(Source data)
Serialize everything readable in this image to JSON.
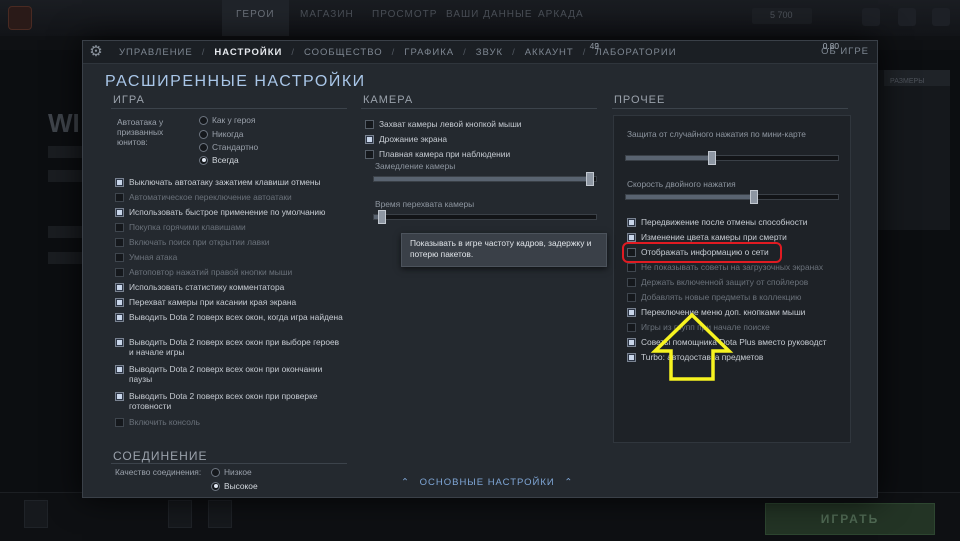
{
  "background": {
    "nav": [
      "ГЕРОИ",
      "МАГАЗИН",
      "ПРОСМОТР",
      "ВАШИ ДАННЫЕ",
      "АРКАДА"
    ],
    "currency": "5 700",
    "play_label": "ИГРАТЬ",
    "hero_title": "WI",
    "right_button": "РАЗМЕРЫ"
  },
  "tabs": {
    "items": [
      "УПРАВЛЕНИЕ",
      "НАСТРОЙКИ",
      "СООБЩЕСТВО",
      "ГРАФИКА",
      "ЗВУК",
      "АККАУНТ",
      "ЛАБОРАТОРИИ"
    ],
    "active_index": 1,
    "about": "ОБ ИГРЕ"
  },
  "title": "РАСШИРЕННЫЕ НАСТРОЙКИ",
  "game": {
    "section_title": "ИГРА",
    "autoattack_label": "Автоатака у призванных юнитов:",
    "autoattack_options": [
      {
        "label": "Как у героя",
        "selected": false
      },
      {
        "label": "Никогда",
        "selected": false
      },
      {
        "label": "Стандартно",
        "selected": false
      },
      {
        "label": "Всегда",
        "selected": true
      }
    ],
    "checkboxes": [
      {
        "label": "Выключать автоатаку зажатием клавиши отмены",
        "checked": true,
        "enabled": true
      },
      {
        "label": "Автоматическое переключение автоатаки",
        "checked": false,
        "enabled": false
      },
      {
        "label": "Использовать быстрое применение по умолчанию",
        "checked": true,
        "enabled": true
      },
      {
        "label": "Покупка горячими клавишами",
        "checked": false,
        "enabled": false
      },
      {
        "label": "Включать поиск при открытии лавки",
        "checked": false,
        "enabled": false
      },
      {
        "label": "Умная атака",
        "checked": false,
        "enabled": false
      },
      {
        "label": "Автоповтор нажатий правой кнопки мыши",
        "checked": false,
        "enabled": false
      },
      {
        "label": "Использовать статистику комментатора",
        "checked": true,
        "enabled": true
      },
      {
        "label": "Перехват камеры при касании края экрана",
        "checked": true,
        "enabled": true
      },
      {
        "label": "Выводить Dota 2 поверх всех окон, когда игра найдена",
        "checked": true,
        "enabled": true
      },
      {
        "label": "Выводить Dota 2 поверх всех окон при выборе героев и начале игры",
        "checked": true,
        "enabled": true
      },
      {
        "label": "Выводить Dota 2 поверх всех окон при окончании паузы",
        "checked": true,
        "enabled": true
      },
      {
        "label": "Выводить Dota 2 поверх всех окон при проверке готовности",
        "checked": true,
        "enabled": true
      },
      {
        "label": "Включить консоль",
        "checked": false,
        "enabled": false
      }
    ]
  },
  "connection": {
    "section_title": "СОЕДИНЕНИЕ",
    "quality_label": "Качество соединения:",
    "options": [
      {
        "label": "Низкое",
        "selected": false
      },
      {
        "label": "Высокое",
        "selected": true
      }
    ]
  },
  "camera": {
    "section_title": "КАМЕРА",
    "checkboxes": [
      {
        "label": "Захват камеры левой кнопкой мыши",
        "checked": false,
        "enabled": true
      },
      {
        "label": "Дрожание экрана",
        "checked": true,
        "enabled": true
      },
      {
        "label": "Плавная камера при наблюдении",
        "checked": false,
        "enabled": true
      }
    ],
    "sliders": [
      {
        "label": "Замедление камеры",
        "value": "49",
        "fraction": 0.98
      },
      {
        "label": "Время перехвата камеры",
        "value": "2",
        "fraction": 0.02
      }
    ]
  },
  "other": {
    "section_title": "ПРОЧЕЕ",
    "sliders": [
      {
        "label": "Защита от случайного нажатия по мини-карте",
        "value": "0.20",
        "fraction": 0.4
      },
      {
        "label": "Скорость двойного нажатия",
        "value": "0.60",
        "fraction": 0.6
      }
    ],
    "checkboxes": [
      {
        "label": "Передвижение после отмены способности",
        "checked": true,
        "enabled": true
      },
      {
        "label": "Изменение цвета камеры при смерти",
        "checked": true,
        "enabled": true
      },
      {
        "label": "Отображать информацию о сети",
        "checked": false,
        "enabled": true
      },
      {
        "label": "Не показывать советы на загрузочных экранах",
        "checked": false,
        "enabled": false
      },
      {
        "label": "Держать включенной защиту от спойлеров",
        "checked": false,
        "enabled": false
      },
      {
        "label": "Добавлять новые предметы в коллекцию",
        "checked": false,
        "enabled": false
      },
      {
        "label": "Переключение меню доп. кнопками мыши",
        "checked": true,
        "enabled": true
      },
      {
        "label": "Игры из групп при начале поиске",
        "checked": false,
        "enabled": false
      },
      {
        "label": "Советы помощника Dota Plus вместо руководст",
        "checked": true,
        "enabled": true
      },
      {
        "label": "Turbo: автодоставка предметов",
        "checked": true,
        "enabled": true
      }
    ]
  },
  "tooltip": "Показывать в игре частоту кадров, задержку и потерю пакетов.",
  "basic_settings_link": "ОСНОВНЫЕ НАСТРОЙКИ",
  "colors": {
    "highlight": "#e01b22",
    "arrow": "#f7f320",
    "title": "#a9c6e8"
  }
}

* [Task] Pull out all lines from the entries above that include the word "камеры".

* [Task output]
        "label": "Перехват камеры при касании края экрана",
        "label": "Захват камеры левой кнопкой мыши",
        "label": "Замедление камеры",
        "label": "Время перехвата камеры",
        "label": "Изменение цвета камеры при смерти",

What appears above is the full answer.